Weber in the middle


In the early 1920s she released a series of personal, intimate dramas  like Too Wise Wives and The Blot (watch a clip here), dealing with married life and the types of problems which beset ordinary people. None of these films were particularly well received by the critics, who unanimously declared them dull, while the public displayed an equal lack of enthusiasm. Nonetheless, these features  demonstrate Weber at her directorial best.

on the set of her last film, White Heat (1934)
In her last years as a director, she lost her company, obtained a divorce from her abusive, alcoholic husband (who had a close professional association with her), and had a nervous breakdown. She remarried in 1926, and divorced in 1935. Her position in studio descended to a script doctor. Finally she died at the age of 58, without children, and apparently penniless. Her funeral expenses were paid by friends who remembered her devotion to an impossibly high ideal of screen art. A sad ending. But whose ending is happy?

Sources:
  • Richard Koszarski, An Evening's Entertainment: The Age of The Silent Feature Picture 1915 - 1928, Macmillan, pp. 223-225.
  • Anthony Slide, International dictionary of films and filmmakers, Macmillan, pp. 1055-1057
  • Wikipedia

Thursday, March 10, 2011

Passages of a Letter from Berlin to London

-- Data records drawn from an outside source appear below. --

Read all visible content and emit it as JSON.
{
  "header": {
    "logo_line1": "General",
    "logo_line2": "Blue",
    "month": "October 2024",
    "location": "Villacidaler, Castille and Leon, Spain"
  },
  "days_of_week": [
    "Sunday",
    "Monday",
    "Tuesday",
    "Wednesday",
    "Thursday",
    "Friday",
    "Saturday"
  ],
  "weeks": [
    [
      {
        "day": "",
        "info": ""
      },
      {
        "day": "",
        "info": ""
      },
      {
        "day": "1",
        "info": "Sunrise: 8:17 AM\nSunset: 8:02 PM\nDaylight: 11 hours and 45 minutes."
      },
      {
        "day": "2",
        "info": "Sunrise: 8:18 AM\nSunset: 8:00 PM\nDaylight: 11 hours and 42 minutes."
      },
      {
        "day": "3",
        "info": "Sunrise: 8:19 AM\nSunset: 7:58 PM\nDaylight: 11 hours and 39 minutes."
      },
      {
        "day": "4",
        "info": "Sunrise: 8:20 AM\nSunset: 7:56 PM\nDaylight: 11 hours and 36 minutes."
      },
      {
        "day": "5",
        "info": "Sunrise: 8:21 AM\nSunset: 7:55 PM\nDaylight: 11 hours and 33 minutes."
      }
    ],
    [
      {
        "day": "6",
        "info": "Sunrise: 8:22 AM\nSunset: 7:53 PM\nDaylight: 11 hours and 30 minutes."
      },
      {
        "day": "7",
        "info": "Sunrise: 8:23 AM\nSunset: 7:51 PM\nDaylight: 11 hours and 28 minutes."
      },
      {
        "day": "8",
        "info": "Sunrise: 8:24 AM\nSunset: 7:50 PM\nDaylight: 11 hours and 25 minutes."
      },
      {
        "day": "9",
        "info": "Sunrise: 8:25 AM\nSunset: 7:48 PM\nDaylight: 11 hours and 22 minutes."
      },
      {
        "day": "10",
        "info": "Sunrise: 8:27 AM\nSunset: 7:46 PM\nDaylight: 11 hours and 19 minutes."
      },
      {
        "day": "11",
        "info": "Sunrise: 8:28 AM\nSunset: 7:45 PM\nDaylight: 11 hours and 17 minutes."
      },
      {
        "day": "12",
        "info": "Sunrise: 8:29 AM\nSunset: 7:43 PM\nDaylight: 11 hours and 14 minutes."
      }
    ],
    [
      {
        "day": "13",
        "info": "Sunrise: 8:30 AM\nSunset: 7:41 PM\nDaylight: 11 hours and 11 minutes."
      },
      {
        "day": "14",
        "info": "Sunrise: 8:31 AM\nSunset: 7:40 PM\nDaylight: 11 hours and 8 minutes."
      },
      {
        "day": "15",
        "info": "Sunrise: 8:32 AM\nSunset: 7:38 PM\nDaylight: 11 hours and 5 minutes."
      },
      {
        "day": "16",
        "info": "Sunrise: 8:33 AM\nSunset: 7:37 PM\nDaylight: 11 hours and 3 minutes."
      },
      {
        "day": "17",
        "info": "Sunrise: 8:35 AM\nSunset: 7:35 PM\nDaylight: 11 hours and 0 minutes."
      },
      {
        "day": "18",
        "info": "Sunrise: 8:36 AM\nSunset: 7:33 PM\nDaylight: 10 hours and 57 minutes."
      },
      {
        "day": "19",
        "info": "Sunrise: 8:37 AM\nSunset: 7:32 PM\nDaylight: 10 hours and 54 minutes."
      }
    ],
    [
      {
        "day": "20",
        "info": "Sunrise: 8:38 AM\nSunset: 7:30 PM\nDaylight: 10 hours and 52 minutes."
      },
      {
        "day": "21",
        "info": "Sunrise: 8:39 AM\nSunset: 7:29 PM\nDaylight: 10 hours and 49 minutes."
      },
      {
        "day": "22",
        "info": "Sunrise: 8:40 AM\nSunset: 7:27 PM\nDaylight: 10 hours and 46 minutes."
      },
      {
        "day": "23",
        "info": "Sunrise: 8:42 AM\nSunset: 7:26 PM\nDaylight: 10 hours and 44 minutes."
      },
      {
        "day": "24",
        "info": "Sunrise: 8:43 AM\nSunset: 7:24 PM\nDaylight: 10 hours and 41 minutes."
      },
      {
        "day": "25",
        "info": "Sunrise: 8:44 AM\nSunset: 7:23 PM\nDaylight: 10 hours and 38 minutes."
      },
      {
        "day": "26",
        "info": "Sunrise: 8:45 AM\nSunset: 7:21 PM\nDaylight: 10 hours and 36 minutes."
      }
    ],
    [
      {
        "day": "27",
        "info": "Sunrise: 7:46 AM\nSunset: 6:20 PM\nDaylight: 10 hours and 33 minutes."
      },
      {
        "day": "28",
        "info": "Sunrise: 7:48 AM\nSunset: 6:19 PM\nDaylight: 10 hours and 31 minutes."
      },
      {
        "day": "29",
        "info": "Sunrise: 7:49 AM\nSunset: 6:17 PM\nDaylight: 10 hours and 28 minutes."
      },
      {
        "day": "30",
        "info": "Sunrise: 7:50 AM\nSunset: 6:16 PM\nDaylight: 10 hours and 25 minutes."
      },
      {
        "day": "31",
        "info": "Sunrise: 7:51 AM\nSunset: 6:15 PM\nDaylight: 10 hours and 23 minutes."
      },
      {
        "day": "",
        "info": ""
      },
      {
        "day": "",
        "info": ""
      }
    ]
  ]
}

This morning when I opened my mailbox, there was this extraordinary letter, from a German piano master in Berlin, to someone who's trying hard to start a brand new day in London. Needless to say, bold names are titles of British films. That's how the world is described by an artist: art does it all!

"Glad to hear from you again in your new surrounding between Piccadilly and Lord Nelson's (alias Sir Laurence Olivier's ) Trafalgar Square!
So you've become a strange Lodger now with Great Expectations in the supposedly impenetrable fog in London After Midnight, but hopefuly not an Odd Man Out who has become victim of a strange cultural Blackmail.

Though you've left your home country now for a while, please Don't Look Back (In Anger) but do enjoy the British working- class Saturday Night and Sunday Morning.

Sometimes , I guess, one feels Young and Innocent there, sometimes even Rich and Strange, and sometimes behind an anonymous camera there is a lurking Peeping Tom, and you realize that before your very eyes a Lady Vanishes in A Cottage In Dartmoor.

When there's darkness on the edge of town, don't forget to turn on the gloomy Gaslight and put on, no, not your blue Suede , but your fairy-tale Red Shoes to dance with the capitalist devil because it's simply A Matter Of Life and Death!

Always look The Way Ahead and take a good Room With A View!"

Thursday, March 3, 2011

Kazan: Claustrophobia, Alienation, Desire

Eight shots from a life in exile

America, America

A tree grows in Brooklyn

East of Eden

Panic in the streets

On the waterfront

Wild River

East of Eden

Boomerang